The 114-year old Auckland Council-owned Leys Institute buildings will close from 5pm, Friday 20 December until further notice.
The twin buildings are home to the Leys Institute Library and Gymnasium. A recently completed seismic assessment has found structural issues that make the buildings unsafe to occupy in the unlikely event of an earthquake.
Auckland Council’s Ian Maxwell, Director Customer and Community Services, says: “We have taken the necessary decision to close both Leys Institute buildings to ensure the safety of our staff and our customers.
“We know the likelihood of an earthquake in Auckland is very low compared to many other parts of the country. There is no immediate risk to people currently using the buildings. The buildings are considered safe under normal conditions.
“However, the engineering assessment has confirmed that there is a risk to the public in the event of an earthquake and public safety is paramount and must be our foremost priority.
“We’ve been working with our commercial operators, community providers and our staff to ensure a smooth transition of services over the past week and we are continuing to work with our partners on alternative locations.
“The Leys Institute buildings are wonderful examples of Auckland’s heritage and closing buildings that are a cornerstone of local community life is a difficult decision. They have a very long history of serving Aucklanders but unfortunately, it’s time for us to move out for the time being.”
Plans are in place for library services to continue within the local community and the council will work with our community partners and customers on alternative arrangements for the gymnasium and community space.
No library staff jobs will be affected by the buildings closure.
Auckland Council will also be considering options to restore Leys Institute and make it safe and fit for purpose.
Library service changes
The Leys Institute Library will close Friday 20 December. Staff will provide customers with information about alternative library services.
A mobile library service will be at Leys Institute from 10am to 4pm on Saturday 21st, Monday 23rd and Tuesday 24th December for returns and limited borrowing.
A mobile library will also operate outside the Ley Institute on certain days over January. Information regarding days and times will at aucklandlibraries.govt.nz.
A boutique pop-up library is expected open in the nearby retail area in February.
Meanwhile, customers can return library books and items to any Auckland Library or visit the nearby Auckland Central Library or Grey Lynn Library for all library services.
Leys Institute Gymnasium and hall
We are working with our local partner, Ponsonby Community Centre, to relocate the activities which take place within the gymnasium to alternative locations: ponsonbycommunity.org.nz
Similarly, we are working with our customers who have confirmed bookings for the hall to help them into other suitable local venues. A range of venues are available here.
The Leys Institute
William Leys was Chairman of the Ponsonby School Committee in the late 1800s. Leys was concerned about the education of the boys he saw loitering on local street corners. After his death in 1899, funds provided from his bequest and by his brother, Thomson Leys, made possible the building of the Leys Institute Library in 1905.
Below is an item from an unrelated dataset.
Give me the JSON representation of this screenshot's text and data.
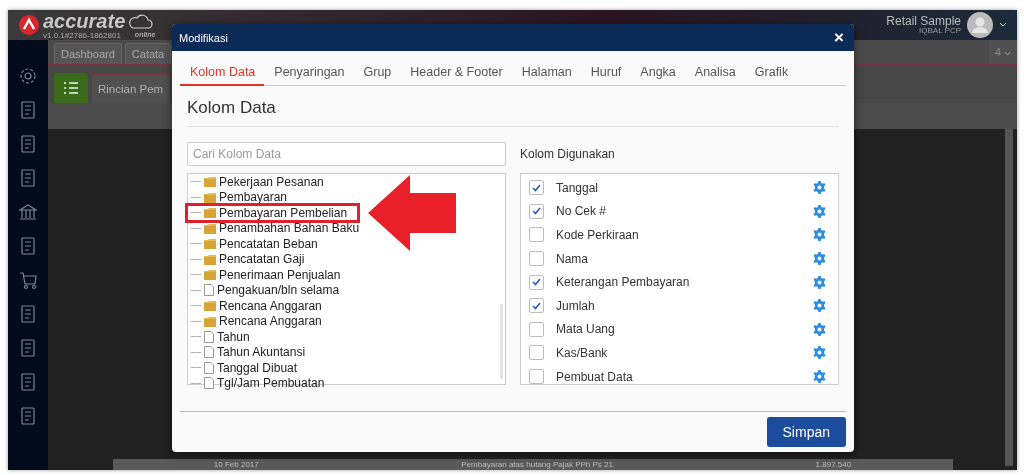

It was the first major public building in the expanding suburb of Ponsonby and the first library in the then council area. In 1906 a gymnasium was added to the complex, built from a donation made by local resident, William Mason.
In the early 1900s the complex was a vibrant community centre, with an active library, gym and halls used by various clubs. The library was gifted to Auckland by the Leys family in 1964 and has been used for the benefit of the community since.
The Ley Institute buildings are registered as Category I historic places by Heritage New Zealand.
In 2017, new earthquake-prone legislation was introduced by the government.
Auckland is categorised as a low seismic risk area meaning Auckland Council is only required to identify buildings as potentially earthquake- prone that are unreinforced masonry buildings or built before 1976.
The law requires building owners, including Auckland Council, to make identified earthquake-prone buildings compliant within a 35-year time period. For heritage buildings, this stretches to 45 years.
Auckland Council is undertaking detailed seismic risk assessments of council’s portfolio of around 2500 buildings and structures across the region. To date it has completed around 350 assessments and expects to have the remainder completed by 2021.